With the lockdown, consumer spending at eating and drinking dropped to its lowest level since October 1984—the sales on a seasonally adjusted basis, were $32.4 billion in April, less than half of the $65.4 billion of two months ago, according to The National Restaurant Association.
Guidelines for Reopening
In upstate New York in Fulton county, Sheriff Richard Giardino is concerned that as the county reopens, many small restaurants may not be able to reopen as they can’t provide 6 feet distance between the tables and can’t afford plastic shields as recommended by the Center for Disease Control (pdf) this month.
“I’m concerned mostly for the restaurants being hit the hardest because those are the ones that rely on small areas and a lot of people to make a profit,” said Richard, adding that he fears two restaurants in his county of 55,000 people will close forever.
In Johnstown, New York, Lisa and Todd Richard set up the eight-table Hot Dog Hut Cafe 21 years ago. When the shutdown happened, they closed their normal operations and put two tables outside where customers could collect their take-outs.
“We are small, we have eight tables in here. So you take out four of those to give them space and we are thinking we are not going to open our restaurant for four tables eating,” Lisa told The Epoch Times over the phone. “Until there is probably a vaccine. We don’t want to fight the people, we don’t want to upset them.”
Krishnendu Ray, the Chair of the Department of Food and Nutrition Studies at New York University, told The Epoch Times in an email that social distancing rules are mostly going to work for small takeout joints and ghost kitchens.
“They will probably increase their sale and their owners and workers could make a living if restaurant delivery apps are constrained to take a reasonable cut of 10-15 percent instead of the current 25-30 percent,” he said.
Restaurants with online services were also badly hit during the pandemic as they were forced to pay delivery app fees as high as 30 percent.
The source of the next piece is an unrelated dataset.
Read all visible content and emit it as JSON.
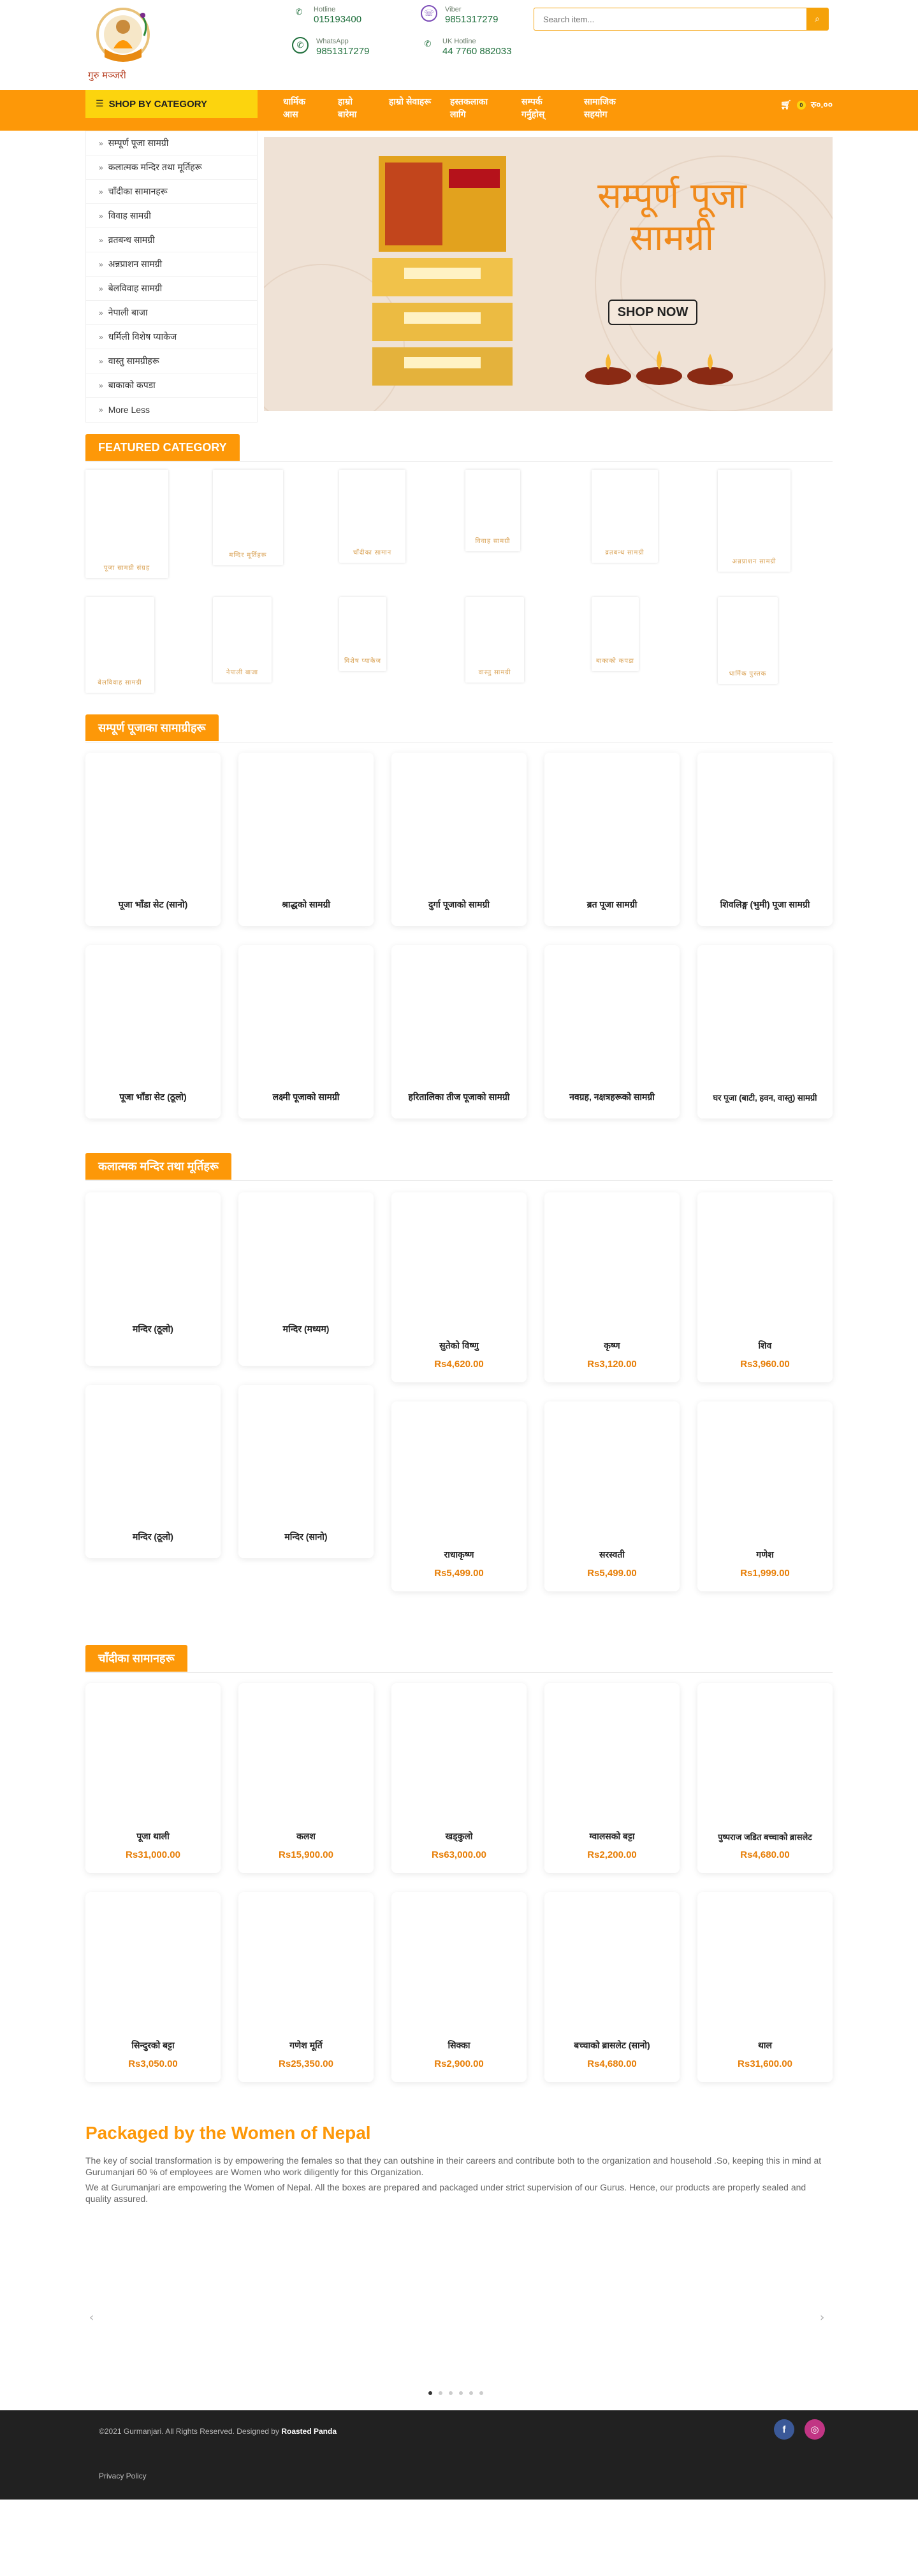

Market Place reports that San Francisco, New York, Washington, and Los Angles have already put a cap on the fees charged by third-party apps as this has already been an issue of debate.
Elias says as New York City opens and restaurants start operating with social distancing, his 65-seater eatery will be reduced to accommodate only twenty and profit-making will continue to be difficult.
“It will be tough to make ends meet with 30 percent of the seats but some restaurants are trying new models as gourmet grocery stores and meal-kit delivery systems. We shall see how and if they manage to survive,” said Ray.
‘Serious Dent’ into ‘Urban Culture’
On any day before the pandemic, Prince Kabab & Chinese Restaurant was crowded with a multi-ethnic crowd—the food trolley near the door offered Pakistani, Indian, and Bangladeshi cuisine, while the counter at the rear end of the hall decked with Tibetan and Himalayan motifs served Nepali and Tibetan food.
Just like Chang, the son of Korean immigrants who brings an ethnic touch to his cuisine and restaurants, Elias’s restaurant brings a cultural experience to what he serves and how he serves. Ray says closure of restaurants around the country because of the pandemic threatens this “interesting urban culture.”
“Poor and middling transnational and intra-national immigrants rarely design buildings, make movies or produce Broadway shows—which need investments of multiples of millions of dollars—but they do design their shops and stores and restaurants that give a city its real color and aroma at the level of the street,” he said.
Ray said the closures will also threaten the dreams of the common man in the country. “Restaurant work is not only about unremitting toil but it is also about the dreams and aspirations of common people making the best out of mobile lives.”